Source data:
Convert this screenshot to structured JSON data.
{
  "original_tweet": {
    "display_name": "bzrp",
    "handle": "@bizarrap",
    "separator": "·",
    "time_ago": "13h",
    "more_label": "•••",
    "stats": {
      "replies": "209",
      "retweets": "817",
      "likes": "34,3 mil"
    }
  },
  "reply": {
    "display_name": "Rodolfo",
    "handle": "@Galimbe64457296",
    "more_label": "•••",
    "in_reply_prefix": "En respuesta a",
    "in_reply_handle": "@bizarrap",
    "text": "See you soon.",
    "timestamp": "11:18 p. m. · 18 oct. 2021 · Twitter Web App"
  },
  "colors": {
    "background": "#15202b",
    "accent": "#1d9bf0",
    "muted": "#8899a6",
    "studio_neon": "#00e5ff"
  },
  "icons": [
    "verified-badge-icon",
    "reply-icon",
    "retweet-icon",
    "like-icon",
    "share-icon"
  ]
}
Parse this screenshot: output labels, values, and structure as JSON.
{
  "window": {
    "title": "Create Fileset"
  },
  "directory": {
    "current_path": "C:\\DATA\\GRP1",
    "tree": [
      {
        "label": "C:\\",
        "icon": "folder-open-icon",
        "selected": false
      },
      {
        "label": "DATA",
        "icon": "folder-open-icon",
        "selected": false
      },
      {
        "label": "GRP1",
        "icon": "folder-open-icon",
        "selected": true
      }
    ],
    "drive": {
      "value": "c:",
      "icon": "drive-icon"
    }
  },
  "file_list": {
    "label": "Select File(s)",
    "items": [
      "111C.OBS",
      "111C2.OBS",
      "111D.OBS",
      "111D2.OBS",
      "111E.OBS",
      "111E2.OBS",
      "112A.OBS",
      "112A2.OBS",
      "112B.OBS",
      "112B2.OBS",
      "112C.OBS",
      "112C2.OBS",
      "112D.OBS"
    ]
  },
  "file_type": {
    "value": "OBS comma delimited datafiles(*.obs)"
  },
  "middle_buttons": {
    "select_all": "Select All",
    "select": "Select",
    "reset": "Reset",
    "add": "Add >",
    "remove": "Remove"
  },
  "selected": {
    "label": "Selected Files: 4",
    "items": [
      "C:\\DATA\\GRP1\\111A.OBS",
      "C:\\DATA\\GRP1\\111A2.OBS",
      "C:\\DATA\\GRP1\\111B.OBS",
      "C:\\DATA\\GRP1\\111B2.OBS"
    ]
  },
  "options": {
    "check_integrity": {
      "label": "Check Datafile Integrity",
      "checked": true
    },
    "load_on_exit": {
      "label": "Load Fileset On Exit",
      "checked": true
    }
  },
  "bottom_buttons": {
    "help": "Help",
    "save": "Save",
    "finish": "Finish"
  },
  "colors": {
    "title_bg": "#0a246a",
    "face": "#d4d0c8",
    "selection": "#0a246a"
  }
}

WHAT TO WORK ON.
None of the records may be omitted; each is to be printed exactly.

ANSWER SECTION.
Convert this screenshot to structured JSON data.
{
  "original_tweet": {
    "display_name": "bzrp",
    "handle": "@bizarrap",
    "separator": "·",
    "time_ago": "13h",
    "more_label": "•••",
    "stats": {
      "replies": "209",
      "retweets": "817",
      "likes": "34,3 mil"
    }
  },
  "reply": {
    "display_name": "Rodolfo",
    "handle": "@Galimbe64457296",
    "more_label": "•••",
    "in_reply_prefix": "En respuesta a",
    "in_reply_handle": "@bizarrap",
    "text": "See you soon.",
    "timestamp": "11:18 p. m. · 18 oct. 2021 · Twitter Web App"
  },
  "colors": {
    "background": "#15202b",
    "accent": "#1d9bf0",
    "muted": "#8899a6",
    "studio_neon": "#00e5ff"
  },
  "icons": [
    "verified-badge-icon",
    "reply-icon",
    "retweet-icon",
    "like-icon",
    "share-icon"
  ]
}
Parse this screenshot: output labels, values, and structure as JSON.
{
  "window": {
    "title": "Create Fileset"
  },
  "directory": {
    "current_path": "C:\\DATA\\GRP1",
    "tree": [
      {
        "label": "C:\\",
        "icon": "folder-open-icon",
        "selected": false
      },
      {
        "label": "DATA",
        "icon": "folder-open-icon",
        "selected": false
      },
      {
        "label": "GRP1",
        "icon": "folder-open-icon",
        "selected": true
      }
    ],
    "drive": {
      "value": "c:",
      "icon": "drive-icon"
    }
  },
  "file_list": {
    "label": "Select File(s)",
    "items": [
      "111C.OBS",
      "111C2.OBS",
      "111D.OBS",
      "111D2.OBS",
      "111E.OBS",
      "111E2.OBS",
      "112A.OBS",
      "112A2.OBS",
      "112B.OBS",
      "112B2.OBS",
      "112C.OBS",
      "112C2.OBS",
      "112D.OBS"
    ]
  },
  "file_type": {
    "value": "OBS comma delimited datafiles(*.obs)"
  },
  "middle_buttons": {
    "select_all": "Select All",
    "select": "Select",
    "reset": "Reset",
    "add": "Add >",
    "remove": "Remove"
  },
  "selected": {
    "label": "Selected Files: 4",
    "items": [
      "C:\\DATA\\GRP1\\111A.OBS",
      "C:\\DATA\\GRP1\\111A2.OBS",
      "C:\\DATA\\GRP1\\111B.OBS",
      "C:\\DATA\\GRP1\\111B2.OBS"
    ]
  },
  "options": {
    "check_integrity": {
      "label": "Check Datafile Integrity",
      "checked": true
    },
    "load_on_exit": {
      "label": "Load Fileset On Exit",
      "checked": true
    }
  },
  "bottom_buttons": {
    "help": "Help",
    "save": "Save",
    "finish": "Finish"
  },
  "colors": {
    "title_bg": "#0a246a",
    "face": "#d4d0c8",
    "selection": "#0a246a"
  }
}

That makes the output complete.